February 25, 2015
The once rock-solid relationship between the United States and Israel is in disarray. Not since the Eisenhower era has there been such tension if not open hostility in the White House toward Israel. Former Obama campaign aide Dennis Ross’ comments that Barack Obama had “a commitment of the head and heart” toward Israel seem naïve if not cynical. As president, Obama moved to reverse commitments made by President Bush in a 2004 letter to Israeli Prime Minister Ariel Sharon that acknowledged that any peace would reflect “new realities on the ground, including already existing major Israeli population centers,” and that “it is unrealistic to expect that the outcome of final status negotiations will be a full and complete return to the armistice lines of 1949.” And as Israel faced a Hamas missile barrage this past summer, the Obama administration cut off arms shipments to Israel.
Coloring the decline in relations has been Obama’s personal antipathy to Israeli Prime Minister Benjamin Netanyahu. This has culminated in this past month’s dispute about Netanyahu accepting Speaker John Boehner’s invitation to have the Israeli leader address a joint session of Congress. The personal animus reflected in the diplomatic spat covers the fact that the White House is apparently willing to acquiesce to Iran’s ability to build a nuclear bomb.
The next US administration will either confirm or reverse the Obama administration’s shift on Israel. The next US president will have to decide if he or she believes that the United States should maintain a special relationship with Israel, and how to balance Israel’s security and defense needs against existential threats with any desire for rapprochement with Iran and a continuation of the peace process. Whereas many candidates seek to be all things to all people, answers to these questions will force candidates to declare precisely where they stand on key issues involving the US-Israel relationship.

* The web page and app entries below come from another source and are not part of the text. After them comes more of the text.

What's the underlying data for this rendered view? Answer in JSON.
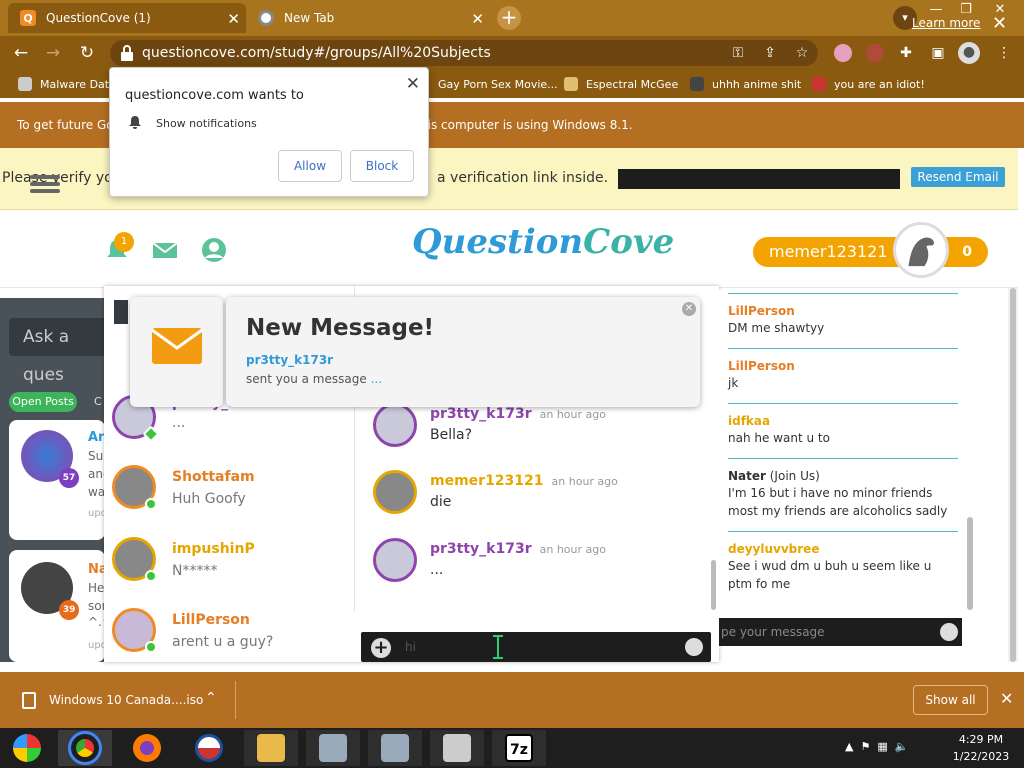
{
  "browser": {
    "tabs": [
      {
        "title": "QuestionCove (1)",
        "active": true
      },
      {
        "title": "New Tab",
        "active": false
      }
    ],
    "new_tab": "+",
    "url": "questioncove.com/study#/groups/All%20Subjects",
    "bookmarks": [
      {
        "label": "Malware Data"
      },
      {
        "label": "Gay Porn Sex Movie..."
      },
      {
        "label": "Espectral McGee"
      },
      {
        "label": "uhhh anime shit"
      },
      {
        "label": "you are an idiot!"
      }
    ]
  },
  "infobar": {
    "text_left": "To get future Go",
    "text_right": "his computer is using Windows 8.1.",
    "learn_more": "Learn more"
  },
  "verify": {
    "text_left": "Please verify yo",
    "text_right": "a verification link inside.",
    "resend": "Resend Email"
  },
  "header": {
    "logo": "Question",
    "logo2": "Cove",
    "notif_count": "1",
    "username": "memer123121",
    "points": "0"
  },
  "left": {
    "ask": "Ask a ques",
    "open_posts": "Open Posts",
    "tab_c": "C",
    "cards": [
      {
        "name": "Ari",
        "lines": [
          "Su",
          "anc",
          "wa"
        ],
        "footer": "upo",
        "badge": "57"
      },
      {
        "name": "Na",
        "lines": [
          "He",
          "sor",
          "^.^"
        ],
        "footer": "upo",
        "badge": "39"
      }
    ]
  },
  "conversations": [
    {
      "name": "pr3tty_k173r",
      "msg": "..."
    },
    {
      "name": "Shottafam",
      "msg": "Huh Goofy"
    },
    {
      "name": "impushinP",
      "msg": "N*****"
    },
    {
      "name": "LillPerson",
      "msg": "arent u a guy?"
    }
  ],
  "messages": [
    {
      "name": "pr3tty_k173r",
      "time": "an hour ago",
      "text": "Bella?",
      "color": "#8e44ad"
    },
    {
      "name": "memer123121",
      "time": "an hour ago",
      "text": "die",
      "color": "#e6a600"
    },
    {
      "name": "pr3tty_k173r",
      "time": "an hour ago",
      "text": "...",
      "color": "#8e44ad"
    }
  ],
  "chat_input": {
    "value": "hi"
  },
  "right_panel": {
    "items": [
      {
        "name": "LillPerson",
        "suffix": "",
        "text": "DM me shawtyy",
        "color": "#e67e22"
      },
      {
        "name": "LillPerson",
        "suffix": "",
        "text": "jk",
        "color": "#e67e22"
      },
      {
        "name": "idfkaa",
        "suffix": "",
        "text": "nah he want u to",
        "color": "#e6a600"
      },
      {
        "name": "Nater",
        "suffix": " (Join Us)",
        "text": "I'm 16 but i have no minor friends most my friends are alcoholics sadly",
        "color": "#333333"
      },
      {
        "name": "deyyluvvbree",
        "suffix": "",
        "text": "See i wud dm u buh u seem like u ptm fo me",
        "color": "#e6a600"
      }
    ],
    "input_placeholder": "pe your message"
  },
  "toast": {
    "title": "New Message!",
    "from": "pr3tty_k173r",
    "body": "sent you a message",
    "ellipsis": "..."
  },
  "permission": {
    "title": "questioncove.com wants to",
    "item": "Show notifications",
    "allow": "Allow",
    "block": "Block"
  },
  "downloads": {
    "file": "Windows 10 Canada....iso",
    "show_all": "Show all"
  },
  "taskbar": {
    "time": "4:29 PM",
    "date": "1/22/2023"
  }
}
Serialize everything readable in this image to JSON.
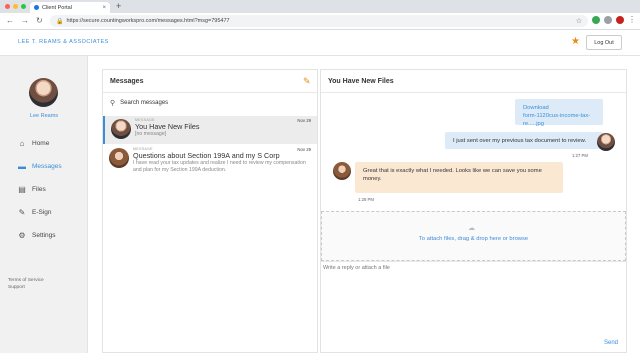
{
  "browser": {
    "tab_title": "Client Portal",
    "tab_close": "×",
    "new_tab": "+",
    "url": "https://secure.countingworkspro.com/messages.html?msg=795477",
    "colors": {
      "close_dot": "#ff5f57",
      "min_dot": "#febc2e",
      "max_dot": "#28c840"
    }
  },
  "header": {
    "brand": "LEE T. REAMS & ASSOCIATES",
    "logout": "Log Out",
    "accent": "#e88a16"
  },
  "sidebar": {
    "user_name": "Lee Reams",
    "items": [
      {
        "label": "Home",
        "icon": "home-icon",
        "active": false
      },
      {
        "label": "Messages",
        "icon": "chat-icon",
        "active": true
      },
      {
        "label": "Files",
        "icon": "file-icon",
        "active": false
      },
      {
        "label": "E-Sign",
        "icon": "pen-icon",
        "active": false
      },
      {
        "label": "Settings",
        "icon": "gear-icon",
        "active": false
      }
    ],
    "footer": {
      "terms": "Terms of Service",
      "support": "Support"
    }
  },
  "messages": {
    "title": "Messages",
    "search_label": "Search messages",
    "conversations": [
      {
        "from": "MESSAGE",
        "subject": "You Have New Files",
        "preview": "[no message]",
        "date": "Nov 29"
      },
      {
        "from": "MESSAGE",
        "subject": "Questions about Section 199A and my S Corp",
        "preview": "I have read your tax updates and realize I need to review my compensation and plan for my Section 199A deduction.",
        "date": "Nov 29"
      }
    ]
  },
  "thread": {
    "title": "You Have New Files",
    "download_label": "Download",
    "file_name": "form-1120cus-income-tax-re.....jpg",
    "msg_sent": "I just sent over my previous tax document to review.",
    "time_sent": "1:27 PM",
    "msg_reply": "Great that is exactly what I needed. Looks like we can save you some money.",
    "time_reply": "1:28 PM",
    "dropzone_text": "To attach files, drag & drop here or browse",
    "reply_placeholder": "Write a reply or attach a file",
    "send": "Send"
  }
}
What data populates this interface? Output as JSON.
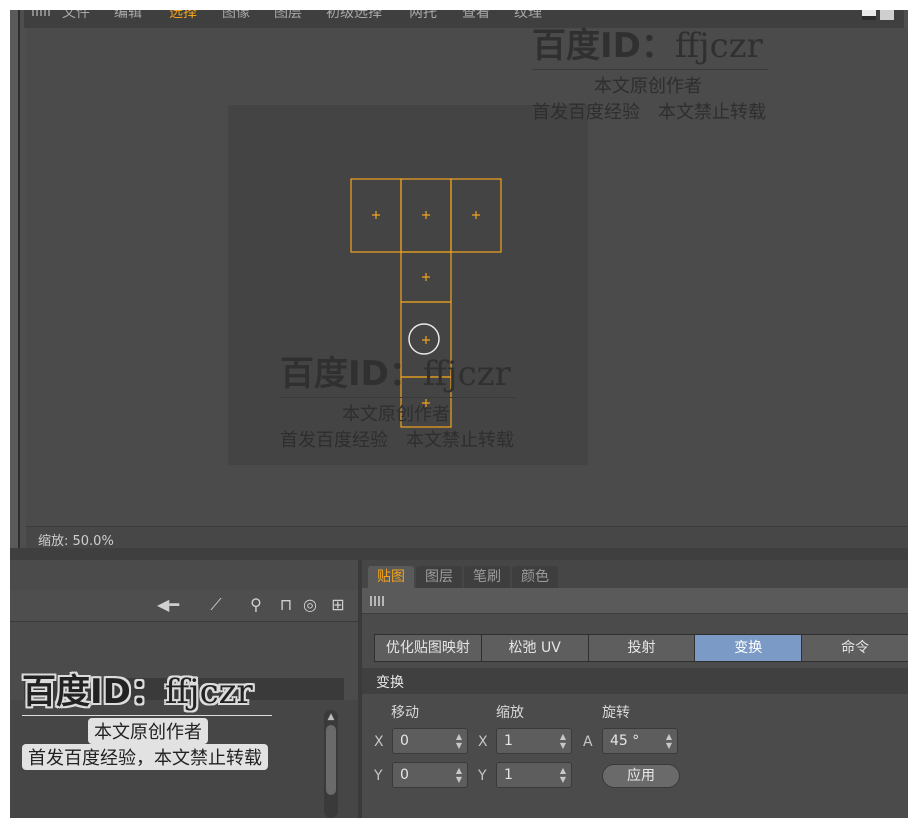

Read the full article at the American Enterprise Institute: 5 questions every presidential candidate should answer: Israel edition